Home / Commentary / When we value and preserve our old buildings, everyone benefits

When we value and preserve our old buildings, everyone benefits

paula-benson-mugAs a historic preservation organization, it is not surprising that we are focused on the real estate aspect of the 2017 Boise District School Bond election on March 14th.

The District owns a number of beautiful, historic schools exemplifying civic architecture from the turn of the century through the mid-20th century.  Schools such as Roosevelt Elementary and North Junior High, which have been rehabilitated, contribute to their neighborhoods and are a source of pride.

With the 2017 bond, the District has indicated that it will “rebuild” several schools. That includes the demolition, according to the Facilities Master Plan, of at least 3 schools, including Pierce Park Elementary while others, such as Boise High’s Old Gym, Longfellow Elementary, Whittier, and Highlands Elementary will undergo major remodeling or partial demolition.

Other states and other countries have school buildings much older than ours that continue to function and serve their students and communities. It is often deferred maintenance, more than age, that helps determine useful life.  School improvements, done without raising taxes, resonate well with voters but we believe that any request for public funds should be transparent and carefully considered.

It’s important for us to preserve historic properties because these buildings that show us where we came from, and help us develop our sense of place.
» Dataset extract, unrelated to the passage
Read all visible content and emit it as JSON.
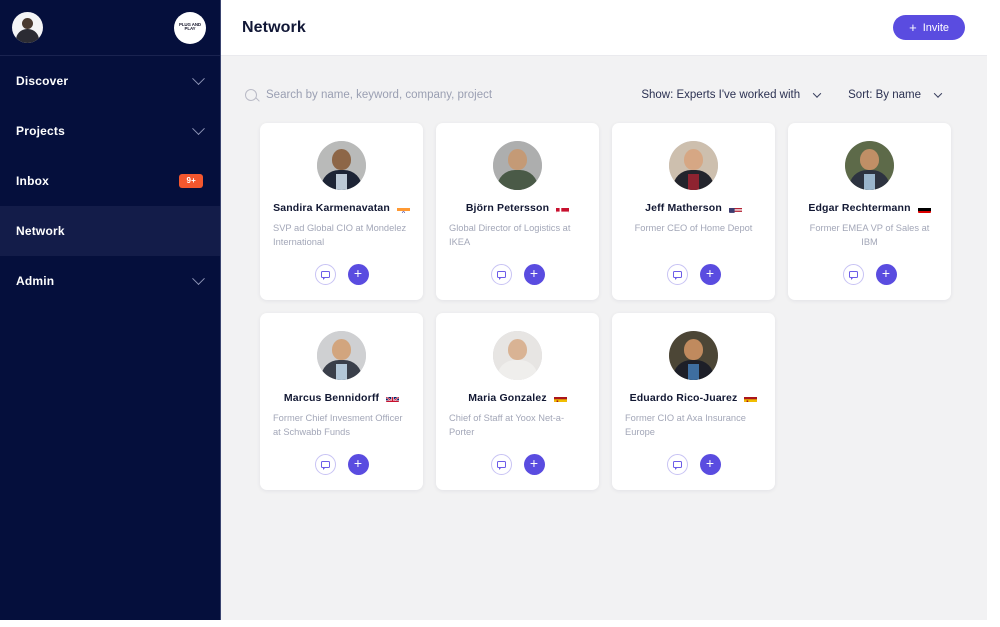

Historic properties are much more than nostalgic artefacts: preserved thoughtfully, they teach us why we live as we do, and help us understand ourselves and also those who came before us. These buildings are living proof to visitors and to citizens alike that we’re lucky enough to live in a unique community with a rich and vibrant past.

The Boise School District has had mixed success as stewards of their historic properties.  In the 1980s, they proposed demolition of Boise High School, but found innovative ways to preserve the principal historic buildings.  Following a 2008 bond election however, National Register- eligible South Junior High and Whitney Elementary were demolished and rebuilt.   In 2009, Franklin and Cole Elementary Schools were demolished and the lots sat empty for years rather than being sold with their buildings intact as had been discussed.
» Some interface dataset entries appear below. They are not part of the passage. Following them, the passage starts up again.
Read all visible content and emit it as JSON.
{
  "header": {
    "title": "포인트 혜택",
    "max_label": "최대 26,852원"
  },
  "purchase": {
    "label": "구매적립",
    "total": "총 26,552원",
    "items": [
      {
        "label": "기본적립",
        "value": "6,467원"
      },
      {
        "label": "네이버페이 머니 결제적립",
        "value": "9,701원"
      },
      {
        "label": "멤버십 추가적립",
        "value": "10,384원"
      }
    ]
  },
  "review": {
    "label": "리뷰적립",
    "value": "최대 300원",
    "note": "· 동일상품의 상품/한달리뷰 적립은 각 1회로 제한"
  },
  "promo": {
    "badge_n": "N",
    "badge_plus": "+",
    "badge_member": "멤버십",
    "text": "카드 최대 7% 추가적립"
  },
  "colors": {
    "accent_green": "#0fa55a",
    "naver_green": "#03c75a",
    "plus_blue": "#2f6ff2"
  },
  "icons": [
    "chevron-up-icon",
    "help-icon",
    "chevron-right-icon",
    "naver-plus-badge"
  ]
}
In the 1990s, citizens rallied to save the Bown House at Riverside Elementary which has become part of the history curriculum for many Boise teachers.  This, and work done at other North End schools, demonstrates that sensitive rehabilitation can be a realistic part of the District’s plans for meeting the educational needs of its students.  Work funded through the 2017 bond can be done thoughtfully as well, with maximum involvement by citizens and neighbors.

We have three specific requests for the Boise School District:

·      Hire a qualified architectural historian to work as part of the core team making decisions for each school.  This trained expert can help identify the important characteristics of these structures that should not be altered and offer better solutions to meet the district’s objectives.

·      Don’t sacrifice historic buildings to site plans that primarily serve automobiles over people and posterity.   Safe routes to schools begin with inviting, walkable school site plans.

·      If demolition occurs, include assertive requirements for re-use or recycling of materials like maple flooring and antique tiles into construction contracts.
We ask the School Board to continue to look for ways to rehabilitate the historic schools that were placed under their care.  These schools were made exempt from the rules that govern other historic buildings but that doesn’t mean that they can’t receive the respect and care afforded to other historic buildings.  Each school should be reviewed thoroughly, with input from the community it serves, to determine if the existing structures can be adapted with sensitive additions.  All necessary upgrades and repairs can be made while retaining the heritage of these neighborhood landmarks.

The School Board is aware of our concerns and they invited Preservation Idaho to tour the affected schools with them.  We appreciate that they have been open to our comments and concerns.

We are asking for a firm commitment to hiring an architectural historian so that Boiseans can be assured that all options are being considered before irreparable changes are made.  We have offered to assist in any way we can and have let the school board know that we are available during the process.  We support better, safer schools and we advocate for wise stewardship of historic buildings.  If the Boise School District does a little more homework they can achieve both.

Paula Benson is a retired managed care account director for Johnson and Johnson who serves as a volunteer board member of Preservation Idaho, a non-profit 501(c)(3) with the mission of preserving Idaho’s historic places through collaboration, education, and advocacy.

About Paula Benson